  11. You might give customers that have seen but are anxious to use your product a risk-free trial or an interactive product demonstration. Customers that recently left (churn) or reduced activity with your product can help you identify parts of the product needing improvement to inspire confidence. For example, if you created a carpool commuting app that customers used a handful of times but then stopped, interviews might uncover they liked the product but had issues with the variation in pick up times everyday.
  12. Customers that seem very interested in your product, but just can't ever seem to break their habits and switch to your product might need some sort of transition feature (i.e. a data export/import transfer tool). If new customers of your product complain that the UX is confusing or telemetry shows they are using your product 'out of order', better on-boarding or in-product help can help break their old habits that no longer apply.
  13. Beware of creating products when 'good-enough' solutions exist that don't require a purchase. Trying to sell ultra-light wilderness backpackers a battery operated automatic inflatable air mattress might be a tough sell when they are happy to sleep outdoors on the ground, padded with just leaves and their sleeping bag. “Some problems persist because they're quite simply not worth solving” - Des Traynor, Intercom
  14. A customer's ongoing quest for progress and your unknown future competitor's penchant for 'creative destruction' are undeniable. Relentlessly talk to your customers to understand how to unlock their next progression and cannibalize your own product before a competitor does.
  15. If you create a successful product but yield your privilege to innovate you lose your ability to maintain a competitive product in a marketplace. You then lose your ability to satisfy your customer's associated jobs with new products that define new marketplaces. The classic case study is Kodak, which was a leading film photography company but was intentionally slow to bring digital cameras to market. By the time consumers turned to smartphones for their associated productivity and entertainment jobs, Kodak was too far behind on digital camera and in no position to develop or sell a smartphone. Digital replaced film, email/social replaced prints, and high speed internet allowed video to replace a chunk of still photography.

For more JTDB resources, check out:

  1. jobstobedone.org: http://jobstobedone.org/resources/resources-from-around-the-web/
  2. thrv blog: https://blog.thrv.com/blog
  3. 'JTBD Radio' podcast: https://feeds.feedburner.com/jtbd-radio
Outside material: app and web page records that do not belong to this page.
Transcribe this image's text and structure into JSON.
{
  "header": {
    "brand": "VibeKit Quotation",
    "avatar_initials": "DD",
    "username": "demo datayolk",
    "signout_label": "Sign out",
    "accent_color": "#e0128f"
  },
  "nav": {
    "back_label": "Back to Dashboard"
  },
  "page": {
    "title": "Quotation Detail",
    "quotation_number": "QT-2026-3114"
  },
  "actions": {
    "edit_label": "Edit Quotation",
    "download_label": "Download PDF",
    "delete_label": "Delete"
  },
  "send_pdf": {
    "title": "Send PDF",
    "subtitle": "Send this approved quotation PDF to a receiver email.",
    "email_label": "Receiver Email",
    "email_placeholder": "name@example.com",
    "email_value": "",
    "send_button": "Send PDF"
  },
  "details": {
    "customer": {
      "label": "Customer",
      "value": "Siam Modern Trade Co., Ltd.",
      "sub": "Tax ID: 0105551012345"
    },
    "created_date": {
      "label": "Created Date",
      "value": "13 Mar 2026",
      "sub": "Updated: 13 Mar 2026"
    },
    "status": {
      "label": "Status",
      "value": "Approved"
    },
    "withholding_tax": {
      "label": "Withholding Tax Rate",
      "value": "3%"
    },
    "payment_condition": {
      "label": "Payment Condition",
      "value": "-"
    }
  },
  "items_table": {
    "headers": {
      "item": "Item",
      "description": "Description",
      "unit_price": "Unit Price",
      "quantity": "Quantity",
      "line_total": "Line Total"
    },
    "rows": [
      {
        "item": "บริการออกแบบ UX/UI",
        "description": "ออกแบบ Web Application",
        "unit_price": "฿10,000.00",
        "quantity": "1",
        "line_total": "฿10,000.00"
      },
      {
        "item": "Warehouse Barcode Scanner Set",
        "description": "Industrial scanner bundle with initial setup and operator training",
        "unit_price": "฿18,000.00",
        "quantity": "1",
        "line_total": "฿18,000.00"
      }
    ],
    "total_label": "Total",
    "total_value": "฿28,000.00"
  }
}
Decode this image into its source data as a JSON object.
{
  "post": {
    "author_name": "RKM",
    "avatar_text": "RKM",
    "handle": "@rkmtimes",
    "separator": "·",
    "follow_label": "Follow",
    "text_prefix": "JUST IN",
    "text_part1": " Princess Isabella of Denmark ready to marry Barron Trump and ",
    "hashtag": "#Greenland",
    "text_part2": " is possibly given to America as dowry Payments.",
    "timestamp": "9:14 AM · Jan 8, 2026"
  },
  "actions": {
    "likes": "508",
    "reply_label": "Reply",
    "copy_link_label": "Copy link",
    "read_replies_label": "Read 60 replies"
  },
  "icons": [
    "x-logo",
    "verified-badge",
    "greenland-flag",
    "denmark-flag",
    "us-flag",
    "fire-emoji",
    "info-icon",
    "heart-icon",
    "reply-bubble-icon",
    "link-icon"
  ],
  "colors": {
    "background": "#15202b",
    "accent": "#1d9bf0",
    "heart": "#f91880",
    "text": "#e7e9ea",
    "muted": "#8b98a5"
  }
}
  4. jtbd.info (Alan Klement's contributions are often overshadowed by his unnecessary confrontations and checkered past. This has unfortunately fractured parts of the JTBD community and caused unnecessary confusion instead of healthy discussion. Read his contributions for the signal and ignore the noise!): https://jtbd.info/